We went through thousands of scenarios like these, and we learnt that every piece of our systems hides at least one exciting story, regardless of how technical and dry appears at first sight. But, these stories are more than just excitement. They are engineering tools, too, as they enable us to reason with ease about otherwise impenetrable problems.
Just consider this story of a bug, a highly technical low-level bug, about how when pressing certain keys on a real keyboard (bottom left) we get a wrong signal internally (top right). The video depicts rather literally how we approached the debugging of the problem. We built a whole tool just to be able to reproduce this problem in a way that was pleasant for our brain. This then allowed us to tackle the problem effectively. And then, perhaps unexpectedly, it ended up as a tweet and became a marketing tool, too.
A good story can make us both be productive and smile at the same time. It can be both an engineering tool and a marketing tool at the same time.
Storytelling is a powerful skill. Like any skill, it can be learnt. We make it a focus to train it, and we optimize all our work around it. By doing so, we find that most other things are secondary.
No “I am sorry”. Just “thank you”
We do have one rule though: we can only say “I am sorry” if we hurt someone, but we can say “thank you” as many times as we want.
We trust each other to do the best we can, and we assume mistakes are normal, be it in code or otherwise. As such, making a mistake should be associated with focusing on finding a solution, and not with being sorry for what could have been different.
At the same time, whenever we do get something we enjoy, we like to celebrate it. We noticed that a “thank you” does wonders, so we use that abundantly.

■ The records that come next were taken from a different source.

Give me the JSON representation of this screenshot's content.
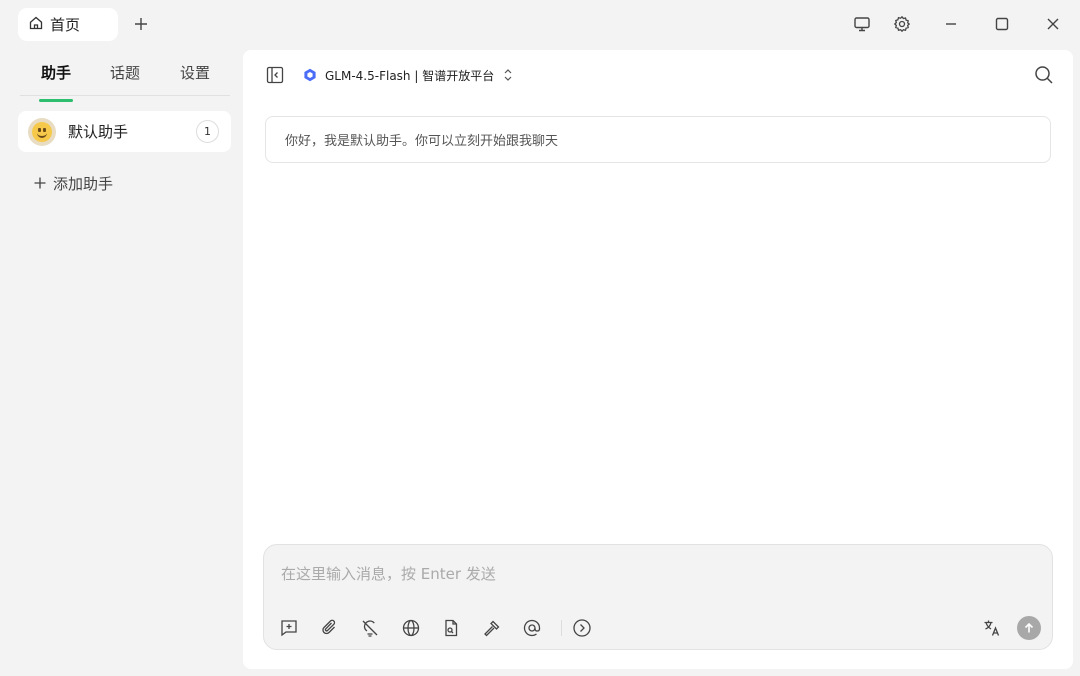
{
  "titlebar": {
    "home_tab_label": "首页",
    "icons": [
      "home-icon",
      "plus-icon",
      "monitor-icon",
      "gear-icon",
      "minimize-icon",
      "maximize-icon",
      "close-icon"
    ]
  },
  "sidebar": {
    "tabs": [
      {
        "label": "助手",
        "active": true
      },
      {
        "label": "话题",
        "active": false
      },
      {
        "label": "设置",
        "active": false
      }
    ],
    "assistants": [
      {
        "name": "默认助手",
        "count": "1"
      }
    ],
    "add_label": "添加助手",
    "accent_color": "#2dbd6e"
  },
  "main": {
    "model_label": "GLM-4.5-Flash | 智谱开放平台",
    "welcome_message": "你好，我是默认助手。你可以立刻开始跟我聊天",
    "input_placeholder": "在这里输入消息，按 Enter 发送",
    "toolbar_icons": [
      "new-topic-icon",
      "attachment-icon",
      "thinking-off-icon",
      "web-search-icon",
      "knowledge-icon",
      "tools-icon",
      "mention-icon",
      "expand-icon",
      "translate-icon",
      "send-icon"
    ]
  }
}
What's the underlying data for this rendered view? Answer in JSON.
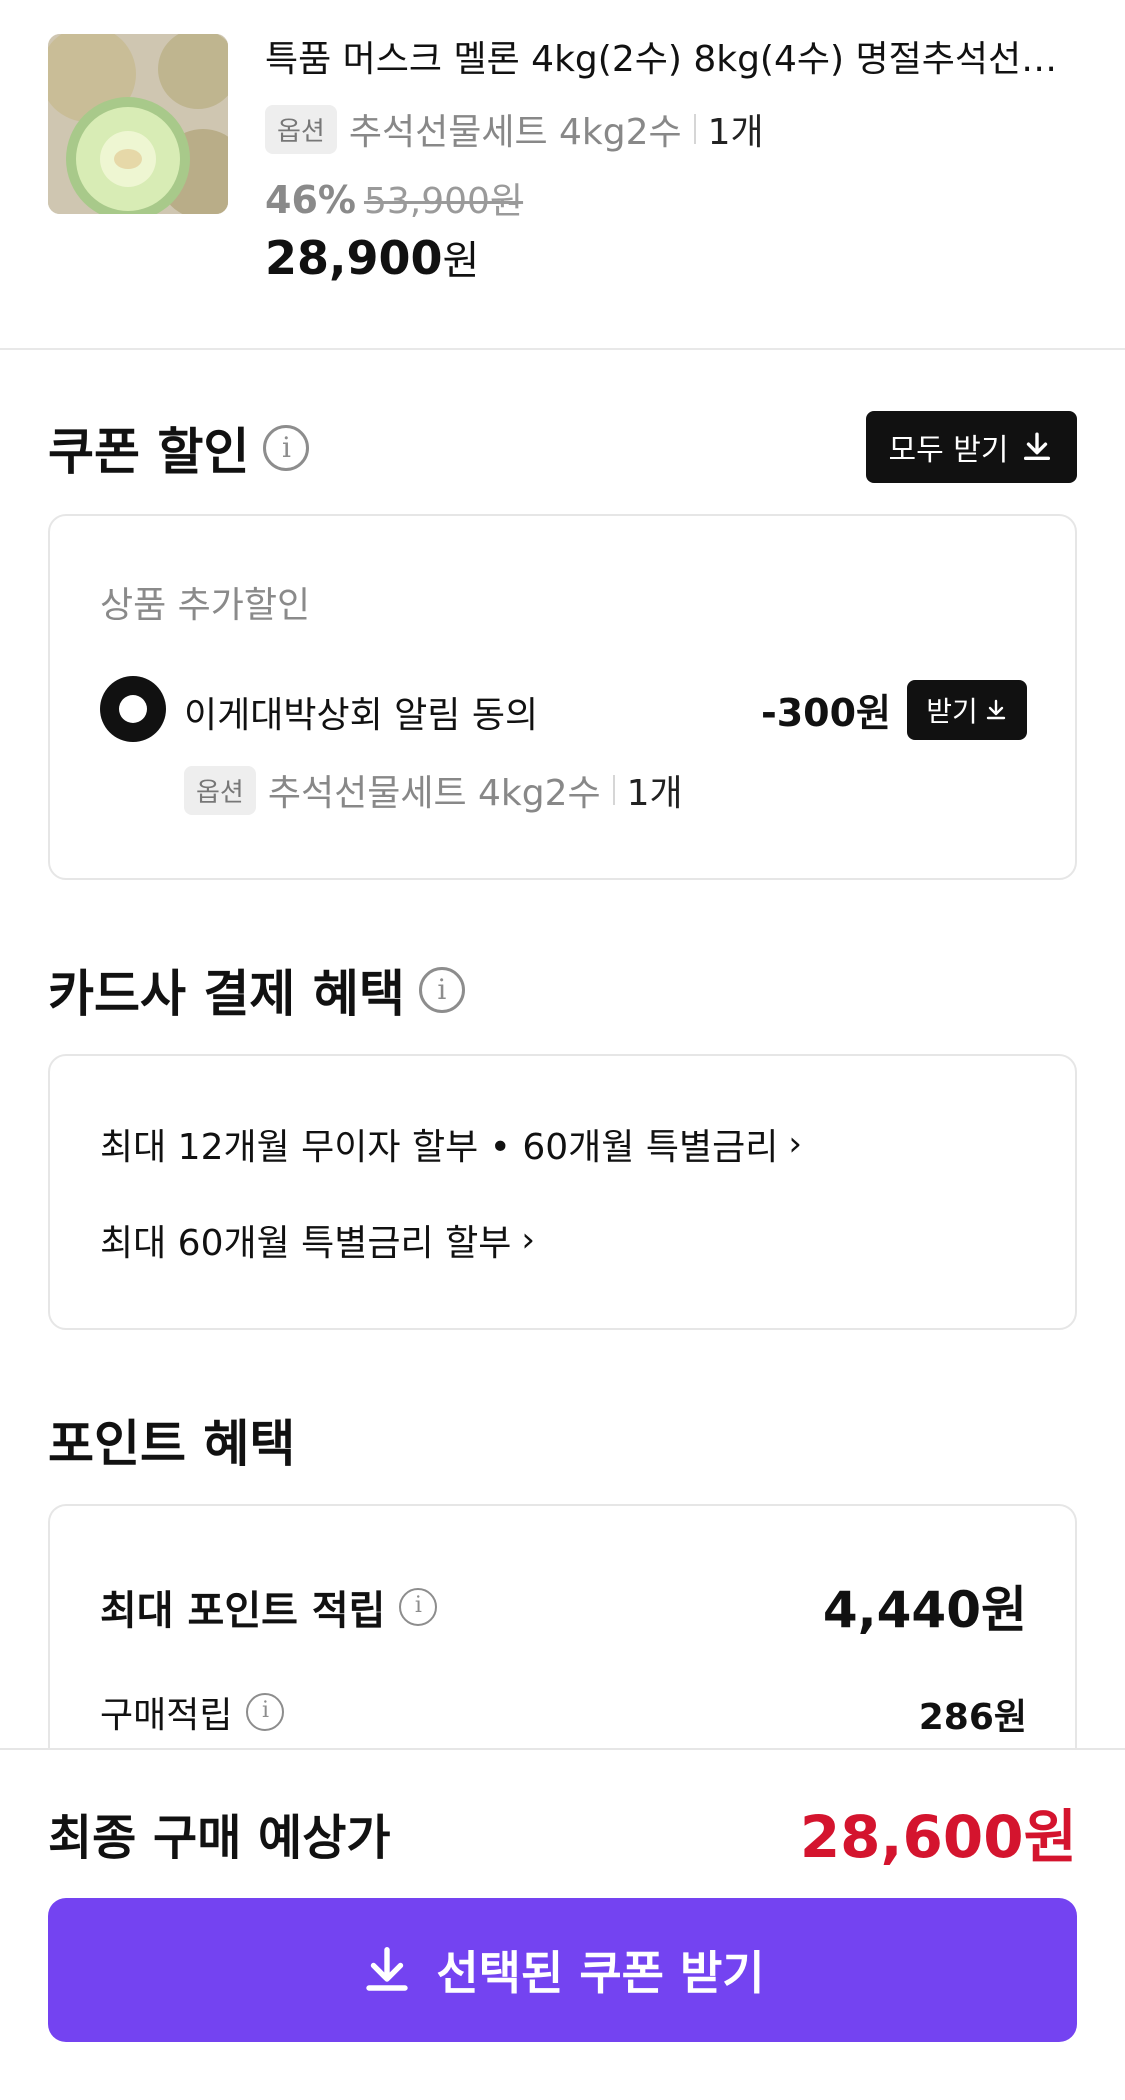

This article does not put forward a recipe. It also does not describe an ideal solution. This is merely our story with its specific caveats.
As we develop the tools we use, we are our first customers, and this puts us in the strong position of understanding the domain rather deeply.
We are not a large team. Although we were told before that this approach will not work beyond a handful of people, 11 people still does not constitute a large team. Then again, many larger companies are made up of teams around this size.
We work for the long term. We never promise a specific outcome until it’s done. As such, we do not have to run after promises. Others might not be in this position, although we do believe that one should avoid depending on promises, especially in our field and especially when the promises are not made by the team.
In any case, this approach worked for us and for our values. We wanted to have a resilient organization that can mold around the individual. We did not follow a rule book. We borrowed some pieces from others, such as working remotely or focusing on the team members first, but we wrote our book the way it worked for us.
Resilience is hard to judge in normal conditions. In fact, resilience comes at an apparent cost whose utility is not obvious in normal times. Resilience pays off when you meet an unusual event. The current crisis is such an event. We noticed that while there were many changes for the individuals, there was little change for the organization. And we learnt that even in these times, there needs not be a tradeoff between individual well-being and group productive work.